Posted by Jen Rossi on Oct 6, 2014 9:00:10 PM


Do your employees and co-workers use social media? Of course!

Can what is said online hurt your company’s reputation? Of course!

Important Reasons Why I Need A Social Media Policy:

  • It is not always understood what is appropriate to be posted about the workplace.
  • Cliques carry over into the digital realm.
  • Harmful statements about coworkers, managers, customers, and owners can become viral and your business’s reputation will beat risk.

What Else Do I Need To Be Aware Of?

Outside of Twitter, Facebook, Google Plus, Instagram, and Ello there are websites that directly feature rating your employer. Websites like Glassdoor and Careerbliss even allow applicants to post reviews about their experience interviewing with your company. While talking about your salary to a coworker may still be a workplace faux pas, current and former employees are sharing their job titles and salary information as well on these platforms.

What Can I Do As A Form Of Damage Control?

1. Take your exit interview process seriously. Sometimes it’s money, sometimes it’s family, and sometimes it’s the commute. But if the reason for an employee’s resignation is due to changeable factors, you should take this information and try to act on it.

2. Keep your finger on the pulse of the morale of your organization. Just like unhappy customers are more likely to lash out online, so may your employees. Consider reviews of management from the people who work for them. Establish communication through comment boxes and surveys. This information should be shared on your website as a way to display how happy your employees are to work for you.

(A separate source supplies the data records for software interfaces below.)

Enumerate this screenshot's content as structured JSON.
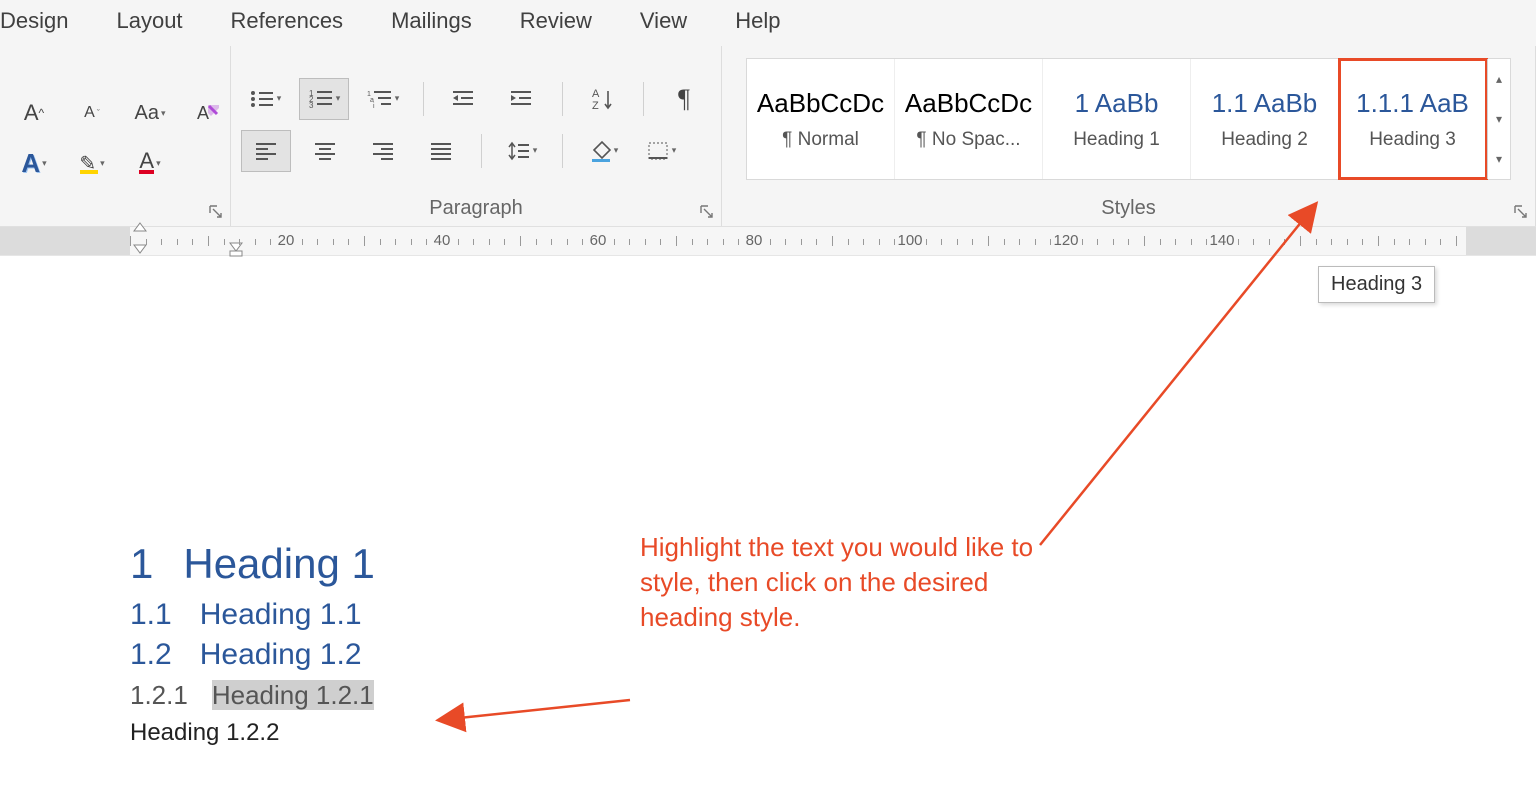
{
  "tabs": [
    "Design",
    "Layout",
    "References",
    "Mailings",
    "Review",
    "View",
    "Help"
  ],
  "groupLabels": {
    "paragraph": "Paragraph",
    "styles": "Styles"
  },
  "styles": [
    {
      "preview": "AaBbCcDc",
      "name": "¶ Normal",
      "blue": false
    },
    {
      "preview": "AaBbCcDc",
      "name": "¶ No Spac...",
      "blue": false
    },
    {
      "preview": "1  AaBb",
      "name": "Heading 1",
      "blue": true
    },
    {
      "preview": "1.1  AaBb",
      "name": "Heading 2",
      "blue": true
    },
    {
      "preview": "1.1.1  AaB",
      "name": "Heading 3",
      "blue": true
    }
  ],
  "tooltip": "Heading 3",
  "rulerTicks": [
    20,
    40,
    60,
    80,
    100,
    120,
    140
  ],
  "doc": {
    "h1": {
      "num": "1",
      "text": "Heading 1"
    },
    "h2a": {
      "num": "1.1",
      "text": "Heading 1.1"
    },
    "h2b": {
      "num": "1.2",
      "text": "Heading 1.2"
    },
    "h3": {
      "num": "1.2.1",
      "text": "Heading 1.2.1"
    },
    "body": "Heading 1.2.2"
  },
  "annotation": "Highlight the text you would like to style, then click on the desired heading style."
}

3. All businesses can use Google’s Alerts as a tool to manage public information about the inner workings and general statements about the workplace. Keep the searches simple, check your results at least weekly. You may be surprised what shows up.

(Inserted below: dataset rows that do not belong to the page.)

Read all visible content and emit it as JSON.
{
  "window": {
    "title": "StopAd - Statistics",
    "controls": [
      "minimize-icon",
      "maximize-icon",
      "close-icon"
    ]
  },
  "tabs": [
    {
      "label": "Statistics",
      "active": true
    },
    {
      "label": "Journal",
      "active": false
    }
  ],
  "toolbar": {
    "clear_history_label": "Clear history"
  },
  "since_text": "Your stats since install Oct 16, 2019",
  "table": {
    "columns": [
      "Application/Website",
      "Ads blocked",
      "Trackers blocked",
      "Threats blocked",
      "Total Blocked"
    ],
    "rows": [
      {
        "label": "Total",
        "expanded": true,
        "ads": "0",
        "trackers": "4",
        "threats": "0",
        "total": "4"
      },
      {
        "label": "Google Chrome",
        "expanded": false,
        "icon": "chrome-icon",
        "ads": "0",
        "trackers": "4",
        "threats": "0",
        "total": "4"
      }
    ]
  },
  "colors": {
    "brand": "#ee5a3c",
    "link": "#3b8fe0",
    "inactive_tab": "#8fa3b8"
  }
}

4. Keep an eye on the listings for your organization on the employer review sites. See if something especially harmful to your company’s reputation, or proprietary information being leaked. Be sure to alert the hosting website if the Terms of Use are not followed. These sites do have Rules of Conduct for users who post there.


At the end of the day, every employee is responsible for the public image of your organization. Whether it is helping a customer in person, writing a post about work on their blog, or answering the phone; what we say and how we say it has a ripple effect and can affect the image of the organization. You can’t always make everybody happy all the time. Just be sure you have your eyes and ears open and are using the tools available to you to manage the chatter about your biz.

Topics: For Your Business